■ WORK TO COMPLETE:
Apart from the images, the entire listing below must be restated word for word.

*** Begin section ***

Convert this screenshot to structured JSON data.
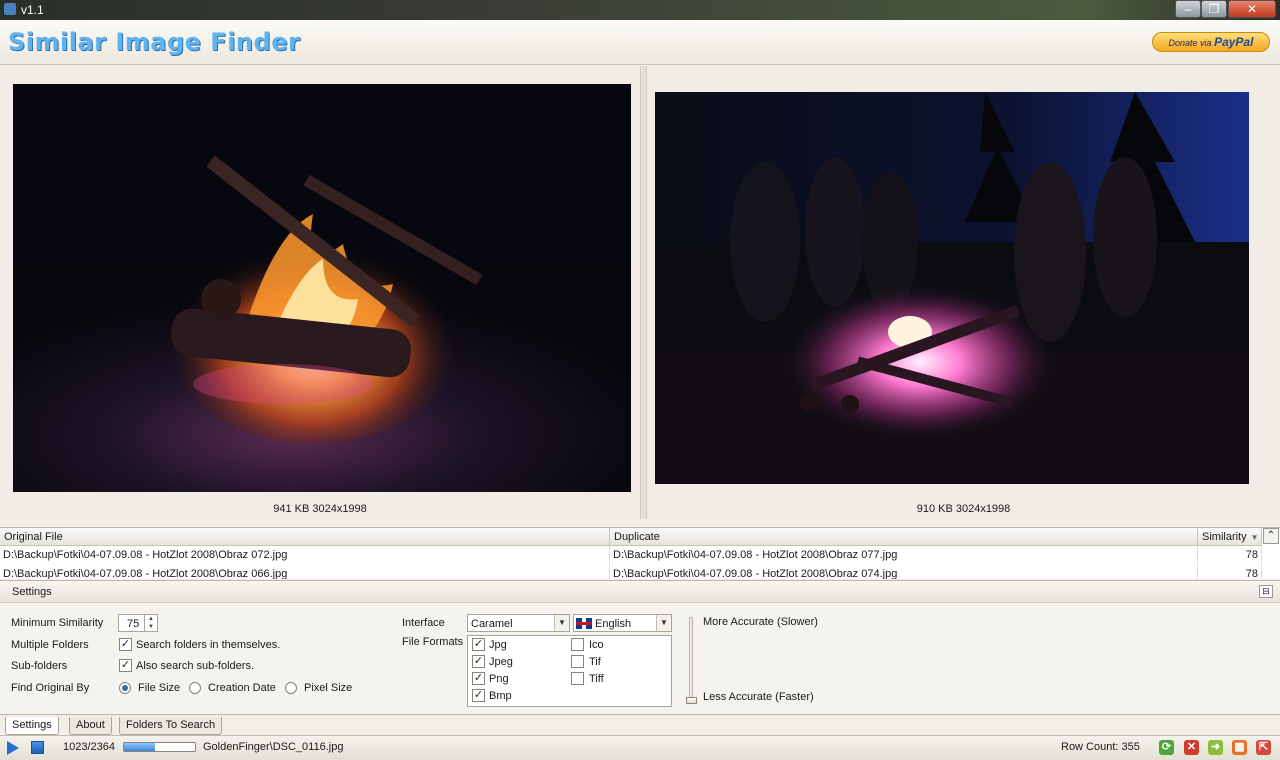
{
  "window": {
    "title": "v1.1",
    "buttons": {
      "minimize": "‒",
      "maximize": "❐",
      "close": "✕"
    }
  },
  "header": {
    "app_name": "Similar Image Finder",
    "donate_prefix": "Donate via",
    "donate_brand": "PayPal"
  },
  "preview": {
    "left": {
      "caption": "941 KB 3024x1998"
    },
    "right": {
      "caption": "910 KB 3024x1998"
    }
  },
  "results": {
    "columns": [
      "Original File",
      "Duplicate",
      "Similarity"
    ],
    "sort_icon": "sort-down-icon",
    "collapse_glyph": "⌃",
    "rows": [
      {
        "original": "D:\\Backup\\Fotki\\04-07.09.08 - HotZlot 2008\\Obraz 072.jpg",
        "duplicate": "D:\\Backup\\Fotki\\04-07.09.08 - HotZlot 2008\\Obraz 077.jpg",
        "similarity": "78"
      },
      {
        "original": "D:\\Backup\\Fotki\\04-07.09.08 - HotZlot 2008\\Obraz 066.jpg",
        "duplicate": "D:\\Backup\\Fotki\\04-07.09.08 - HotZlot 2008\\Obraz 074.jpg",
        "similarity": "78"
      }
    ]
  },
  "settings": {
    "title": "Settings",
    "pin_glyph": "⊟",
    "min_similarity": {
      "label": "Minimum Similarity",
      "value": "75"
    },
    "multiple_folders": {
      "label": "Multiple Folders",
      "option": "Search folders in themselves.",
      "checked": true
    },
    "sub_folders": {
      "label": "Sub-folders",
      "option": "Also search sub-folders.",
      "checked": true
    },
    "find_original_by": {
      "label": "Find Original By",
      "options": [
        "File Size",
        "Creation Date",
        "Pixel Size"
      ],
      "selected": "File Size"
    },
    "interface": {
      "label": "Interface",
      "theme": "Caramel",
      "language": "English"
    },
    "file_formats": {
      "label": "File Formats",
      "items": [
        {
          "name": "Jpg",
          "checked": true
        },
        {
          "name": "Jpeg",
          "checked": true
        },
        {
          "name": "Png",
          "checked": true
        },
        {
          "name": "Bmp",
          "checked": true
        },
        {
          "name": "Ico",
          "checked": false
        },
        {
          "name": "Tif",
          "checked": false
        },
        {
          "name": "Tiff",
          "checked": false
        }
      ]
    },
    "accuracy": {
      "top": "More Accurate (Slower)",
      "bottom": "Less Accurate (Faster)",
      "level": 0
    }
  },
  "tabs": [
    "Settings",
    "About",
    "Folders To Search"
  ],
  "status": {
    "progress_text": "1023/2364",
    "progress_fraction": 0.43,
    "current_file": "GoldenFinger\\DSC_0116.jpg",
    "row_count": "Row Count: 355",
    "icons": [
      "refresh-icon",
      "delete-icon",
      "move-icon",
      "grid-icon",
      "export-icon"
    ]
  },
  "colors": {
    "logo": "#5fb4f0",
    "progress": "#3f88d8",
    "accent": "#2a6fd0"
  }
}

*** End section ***

■ ANSWER AREA:
Convert this screenshot to structured JSON data.
{
  "window": {
    "title": "v1.1",
    "buttons": {
      "minimize": "‒",
      "maximize": "❐",
      "close": "✕"
    }
  },
  "header": {
    "app_name": "Similar Image Finder",
    "donate_prefix": "Donate via",
    "donate_brand": "PayPal"
  },
  "preview": {
    "left": {
      "caption": "941 KB 3024x1998"
    },
    "right": {
      "caption": "910 KB 3024x1998"
    }
  },
  "results": {
    "columns": [
      "Original File",
      "Duplicate",
      "Similarity"
    ],
    "sort_icon": "sort-down-icon",
    "collapse_glyph": "⌃",
    "rows": [
      {
        "original": "D:\\Backup\\Fotki\\04-07.09.08 - HotZlot 2008\\Obraz 072.jpg",
        "duplicate": "D:\\Backup\\Fotki\\04-07.09.08 - HotZlot 2008\\Obraz 077.jpg",
        "similarity": "78"
      },
      {
        "original": "D:\\Backup\\Fotki\\04-07.09.08 - HotZlot 2008\\Obraz 066.jpg",
        "duplicate": "D:\\Backup\\Fotki\\04-07.09.08 - HotZlot 2008\\Obraz 074.jpg",
        "similarity": "78"
      }
    ]
  },
  "settings": {
    "title": "Settings",
    "pin_glyph": "⊟",
    "min_similarity": {
      "label": "Minimum Similarity",
      "value": "75"
    },
    "multiple_folders": {
      "label": "Multiple Folders",
      "option": "Search folders in themselves.",
      "checked": true
    },
    "sub_folders": {
      "label": "Sub-folders",
      "option": "Also search sub-folders.",
      "checked": true
    },
    "find_original_by": {
      "label": "Find Original By",
      "options": [
        "File Size",
        "Creation Date",
        "Pixel Size"
      ],
      "selected": "File Size"
    },
    "interface": {
      "label": "Interface",
      "theme": "Caramel",
      "language": "English"
    },
    "file_formats": {
      "label": "File Formats",
      "items": [
        {
          "name": "Jpg",
          "checked": true
        },
        {
          "name": "Jpeg",
          "checked": true
        },
        {
          "name": "Png",
          "checked": true
        },
        {
          "name": "Bmp",
          "checked": true
        },
        {
          "name": "Ico",
          "checked": false
        },
        {
          "name": "Tif",
          "checked": false
        },
        {
          "name": "Tiff",
          "checked": false
        }
      ]
    },
    "accuracy": {
      "top": "More Accurate (Slower)",
      "bottom": "Less Accurate (Faster)",
      "level": 0
    }
  },
  "tabs": [
    "Settings",
    "About",
    "Folders To Search"
  ],
  "status": {
    "progress_text": "1023/2364",
    "progress_fraction": 0.43,
    "current_file": "GoldenFinger\\DSC_0116.jpg",
    "row_count": "Row Count: 355",
    "icons": [
      "refresh-icon",
      "delete-icon",
      "move-icon",
      "grid-icon",
      "export-icon"
    ]
  },
  "colors": {
    "logo": "#5fb4f0",
    "progress": "#3f88d8",
    "accent": "#2a6fd0"
  }
}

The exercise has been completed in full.